Could you find every line in the entries below that holds the word "parent" and copy it?
------------------------------------------------------------
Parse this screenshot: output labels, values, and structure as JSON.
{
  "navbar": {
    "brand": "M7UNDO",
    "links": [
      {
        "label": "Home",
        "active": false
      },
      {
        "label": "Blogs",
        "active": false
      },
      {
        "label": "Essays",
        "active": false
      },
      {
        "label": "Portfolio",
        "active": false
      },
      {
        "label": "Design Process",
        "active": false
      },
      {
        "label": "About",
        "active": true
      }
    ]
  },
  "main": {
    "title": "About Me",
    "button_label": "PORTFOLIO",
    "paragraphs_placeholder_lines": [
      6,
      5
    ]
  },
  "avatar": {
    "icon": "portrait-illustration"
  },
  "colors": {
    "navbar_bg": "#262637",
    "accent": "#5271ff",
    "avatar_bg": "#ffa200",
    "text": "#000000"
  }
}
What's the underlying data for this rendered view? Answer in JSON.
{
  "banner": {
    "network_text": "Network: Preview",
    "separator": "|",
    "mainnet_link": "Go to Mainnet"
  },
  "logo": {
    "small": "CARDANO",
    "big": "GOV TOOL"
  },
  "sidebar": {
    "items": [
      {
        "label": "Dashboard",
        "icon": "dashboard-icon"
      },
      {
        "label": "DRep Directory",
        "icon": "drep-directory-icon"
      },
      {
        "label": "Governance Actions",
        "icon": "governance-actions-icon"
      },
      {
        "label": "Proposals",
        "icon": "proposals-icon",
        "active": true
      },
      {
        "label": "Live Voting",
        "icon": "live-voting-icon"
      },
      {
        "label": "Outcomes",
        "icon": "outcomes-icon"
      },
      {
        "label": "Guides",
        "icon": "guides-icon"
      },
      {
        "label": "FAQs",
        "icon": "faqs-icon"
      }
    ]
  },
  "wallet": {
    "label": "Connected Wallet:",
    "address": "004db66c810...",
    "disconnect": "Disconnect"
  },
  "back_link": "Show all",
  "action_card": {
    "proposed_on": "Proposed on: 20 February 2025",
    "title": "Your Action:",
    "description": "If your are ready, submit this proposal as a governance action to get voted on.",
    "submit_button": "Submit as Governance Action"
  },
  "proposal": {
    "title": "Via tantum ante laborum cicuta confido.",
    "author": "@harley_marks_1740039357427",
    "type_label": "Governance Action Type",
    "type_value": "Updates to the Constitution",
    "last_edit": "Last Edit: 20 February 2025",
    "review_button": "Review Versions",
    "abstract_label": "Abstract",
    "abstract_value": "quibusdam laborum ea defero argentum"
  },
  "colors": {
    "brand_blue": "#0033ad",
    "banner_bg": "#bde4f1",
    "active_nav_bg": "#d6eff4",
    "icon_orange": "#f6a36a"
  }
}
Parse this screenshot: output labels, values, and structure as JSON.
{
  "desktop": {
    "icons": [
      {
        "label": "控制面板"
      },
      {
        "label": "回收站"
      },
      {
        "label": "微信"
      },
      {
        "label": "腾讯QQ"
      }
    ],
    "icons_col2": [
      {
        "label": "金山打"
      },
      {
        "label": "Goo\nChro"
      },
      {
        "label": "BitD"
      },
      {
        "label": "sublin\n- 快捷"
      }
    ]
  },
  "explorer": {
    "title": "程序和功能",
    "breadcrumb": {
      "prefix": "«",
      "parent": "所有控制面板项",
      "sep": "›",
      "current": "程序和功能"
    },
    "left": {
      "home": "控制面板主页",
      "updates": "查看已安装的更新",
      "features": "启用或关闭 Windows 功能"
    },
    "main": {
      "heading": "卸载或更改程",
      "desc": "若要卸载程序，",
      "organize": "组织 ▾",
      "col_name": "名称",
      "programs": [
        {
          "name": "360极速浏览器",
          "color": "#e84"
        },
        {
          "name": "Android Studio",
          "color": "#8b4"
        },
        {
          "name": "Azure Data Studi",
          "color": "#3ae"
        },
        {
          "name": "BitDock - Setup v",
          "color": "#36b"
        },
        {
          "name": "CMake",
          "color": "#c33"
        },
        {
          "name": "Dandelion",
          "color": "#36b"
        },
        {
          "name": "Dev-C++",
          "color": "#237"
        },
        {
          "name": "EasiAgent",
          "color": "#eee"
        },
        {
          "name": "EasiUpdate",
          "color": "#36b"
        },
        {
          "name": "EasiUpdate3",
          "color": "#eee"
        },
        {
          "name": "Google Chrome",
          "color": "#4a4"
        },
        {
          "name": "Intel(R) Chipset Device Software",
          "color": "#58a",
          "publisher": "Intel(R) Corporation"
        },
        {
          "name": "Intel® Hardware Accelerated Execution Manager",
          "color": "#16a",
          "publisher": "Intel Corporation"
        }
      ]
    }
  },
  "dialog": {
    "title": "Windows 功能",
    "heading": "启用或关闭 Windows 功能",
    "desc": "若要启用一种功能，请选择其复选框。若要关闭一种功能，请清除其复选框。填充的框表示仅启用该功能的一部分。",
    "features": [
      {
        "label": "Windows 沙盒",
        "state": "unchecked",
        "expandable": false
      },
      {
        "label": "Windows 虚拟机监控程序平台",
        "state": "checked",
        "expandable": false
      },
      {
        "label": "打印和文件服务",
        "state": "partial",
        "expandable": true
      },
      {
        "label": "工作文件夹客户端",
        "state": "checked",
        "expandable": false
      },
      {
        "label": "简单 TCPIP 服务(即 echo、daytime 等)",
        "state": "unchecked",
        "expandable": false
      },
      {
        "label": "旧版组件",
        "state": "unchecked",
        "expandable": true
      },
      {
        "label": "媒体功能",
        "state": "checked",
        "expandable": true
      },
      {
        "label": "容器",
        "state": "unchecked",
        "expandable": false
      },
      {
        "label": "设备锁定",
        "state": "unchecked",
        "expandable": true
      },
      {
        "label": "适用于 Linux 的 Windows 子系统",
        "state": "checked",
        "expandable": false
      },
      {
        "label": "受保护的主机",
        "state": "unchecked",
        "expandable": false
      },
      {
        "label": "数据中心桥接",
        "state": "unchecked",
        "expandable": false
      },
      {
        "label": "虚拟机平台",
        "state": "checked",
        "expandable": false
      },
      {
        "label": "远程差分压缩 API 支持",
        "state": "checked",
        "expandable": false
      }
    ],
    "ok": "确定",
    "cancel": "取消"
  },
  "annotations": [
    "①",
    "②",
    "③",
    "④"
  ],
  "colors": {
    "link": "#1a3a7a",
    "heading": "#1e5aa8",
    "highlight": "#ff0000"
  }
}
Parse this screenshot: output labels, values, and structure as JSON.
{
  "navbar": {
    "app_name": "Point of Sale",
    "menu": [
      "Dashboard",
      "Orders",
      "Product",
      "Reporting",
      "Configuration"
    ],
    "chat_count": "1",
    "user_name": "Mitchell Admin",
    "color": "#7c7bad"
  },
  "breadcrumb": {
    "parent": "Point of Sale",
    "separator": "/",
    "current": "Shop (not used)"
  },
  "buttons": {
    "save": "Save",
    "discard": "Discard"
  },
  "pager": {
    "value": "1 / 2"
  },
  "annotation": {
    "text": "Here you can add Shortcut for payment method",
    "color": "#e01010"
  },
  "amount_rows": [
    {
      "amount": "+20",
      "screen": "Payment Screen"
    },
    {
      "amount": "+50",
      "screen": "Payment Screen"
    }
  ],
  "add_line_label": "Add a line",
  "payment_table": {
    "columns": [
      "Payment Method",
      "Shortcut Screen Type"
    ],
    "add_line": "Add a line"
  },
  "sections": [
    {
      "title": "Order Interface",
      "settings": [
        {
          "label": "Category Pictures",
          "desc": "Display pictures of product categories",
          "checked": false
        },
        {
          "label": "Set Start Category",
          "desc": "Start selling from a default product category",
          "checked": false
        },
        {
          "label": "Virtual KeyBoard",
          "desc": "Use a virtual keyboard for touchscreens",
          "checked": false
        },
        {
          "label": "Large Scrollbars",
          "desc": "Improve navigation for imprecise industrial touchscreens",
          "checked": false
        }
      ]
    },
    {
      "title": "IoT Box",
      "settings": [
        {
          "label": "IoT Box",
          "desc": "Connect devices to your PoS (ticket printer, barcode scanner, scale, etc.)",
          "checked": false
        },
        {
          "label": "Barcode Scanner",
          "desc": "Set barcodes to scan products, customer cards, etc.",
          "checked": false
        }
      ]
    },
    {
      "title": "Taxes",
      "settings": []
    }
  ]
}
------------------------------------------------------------
Output for this task
      "parent": "所有控制面板项",
    "parent": "Point of Sale",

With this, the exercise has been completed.